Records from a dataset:
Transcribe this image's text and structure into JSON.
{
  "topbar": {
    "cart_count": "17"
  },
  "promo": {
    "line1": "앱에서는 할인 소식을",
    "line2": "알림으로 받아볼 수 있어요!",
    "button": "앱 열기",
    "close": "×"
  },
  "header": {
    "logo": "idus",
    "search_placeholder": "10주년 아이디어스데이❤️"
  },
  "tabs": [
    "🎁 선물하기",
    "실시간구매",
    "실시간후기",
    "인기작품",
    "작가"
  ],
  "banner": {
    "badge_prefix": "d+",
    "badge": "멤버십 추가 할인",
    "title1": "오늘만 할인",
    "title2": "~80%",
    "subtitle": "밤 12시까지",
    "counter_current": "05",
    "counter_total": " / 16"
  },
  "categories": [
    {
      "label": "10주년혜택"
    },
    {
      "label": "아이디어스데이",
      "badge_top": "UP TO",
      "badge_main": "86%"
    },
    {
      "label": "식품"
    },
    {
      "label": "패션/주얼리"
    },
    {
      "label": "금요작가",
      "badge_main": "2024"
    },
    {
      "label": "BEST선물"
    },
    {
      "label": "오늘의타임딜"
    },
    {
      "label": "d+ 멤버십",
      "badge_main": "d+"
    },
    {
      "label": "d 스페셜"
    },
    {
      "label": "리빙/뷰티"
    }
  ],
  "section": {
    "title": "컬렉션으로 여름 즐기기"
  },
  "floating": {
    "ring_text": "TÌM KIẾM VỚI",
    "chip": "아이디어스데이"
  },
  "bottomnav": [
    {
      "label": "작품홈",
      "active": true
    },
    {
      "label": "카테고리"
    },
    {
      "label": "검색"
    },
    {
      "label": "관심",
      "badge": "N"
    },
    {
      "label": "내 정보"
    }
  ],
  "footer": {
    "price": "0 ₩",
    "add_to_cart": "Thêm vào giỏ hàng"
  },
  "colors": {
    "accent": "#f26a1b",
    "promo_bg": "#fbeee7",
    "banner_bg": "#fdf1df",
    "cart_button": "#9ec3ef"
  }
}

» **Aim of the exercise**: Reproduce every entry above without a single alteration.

» **Answer to this exercise**:
Transcribe this image's text and structure into JSON.
{
  "topbar": {
    "cart_count": "17"
  },
  "promo": {
    "line1": "앱에서는 할인 소식을",
    "line2": "알림으로 받아볼 수 있어요!",
    "button": "앱 열기",
    "close": "×"
  },
  "header": {
    "logo": "idus",
    "search_placeholder": "10주년 아이디어스데이❤️"
  },
  "tabs": [
    "🎁 선물하기",
    "실시간구매",
    "실시간후기",
    "인기작품",
    "작가"
  ],
  "banner": {
    "badge_prefix": "d+",
    "badge": "멤버십 추가 할인",
    "title1": "오늘만 할인",
    "title2": "~80%",
    "subtitle": "밤 12시까지",
    "counter_current": "05",
    "counter_total": " / 16"
  },
  "categories": [
    {
      "label": "10주년혜택"
    },
    {
      "label": "아이디어스데이",
      "badge_top": "UP TO",
      "badge_main": "86%"
    },
    {
      "label": "식품"
    },
    {
      "label": "패션/주얼리"
    },
    {
      "label": "금요작가",
      "badge_main": "2024"
    },
    {
      "label": "BEST선물"
    },
    {
      "label": "오늘의타임딜"
    },
    {
      "label": "d+ 멤버십",
      "badge_main": "d+"
    },
    {
      "label": "d 스페셜"
    },
    {
      "label": "리빙/뷰티"
    }
  ],
  "section": {
    "title": "컬렉션으로 여름 즐기기"
  },
  "floating": {
    "ring_text": "TÌM KIẾM VỚI",
    "chip": "아이디어스데이"
  },
  "bottomnav": [
    {
      "label": "작품홈",
      "active": true
    },
    {
      "label": "카테고리"
    },
    {
      "label": "검색"
    },
    {
      "label": "관심",
      "badge": "N"
    },
    {
      "label": "내 정보"
    }
  ],
  "footer": {
    "price": "0 ₩",
    "add_to_cart": "Thêm vào giỏ hàng"
  },
  "colors": {
    "accent": "#f26a1b",
    "promo_bg": "#fbeee7",
    "banner_bg": "#fdf1df",
    "cart_button": "#9ec3ef"
  }
}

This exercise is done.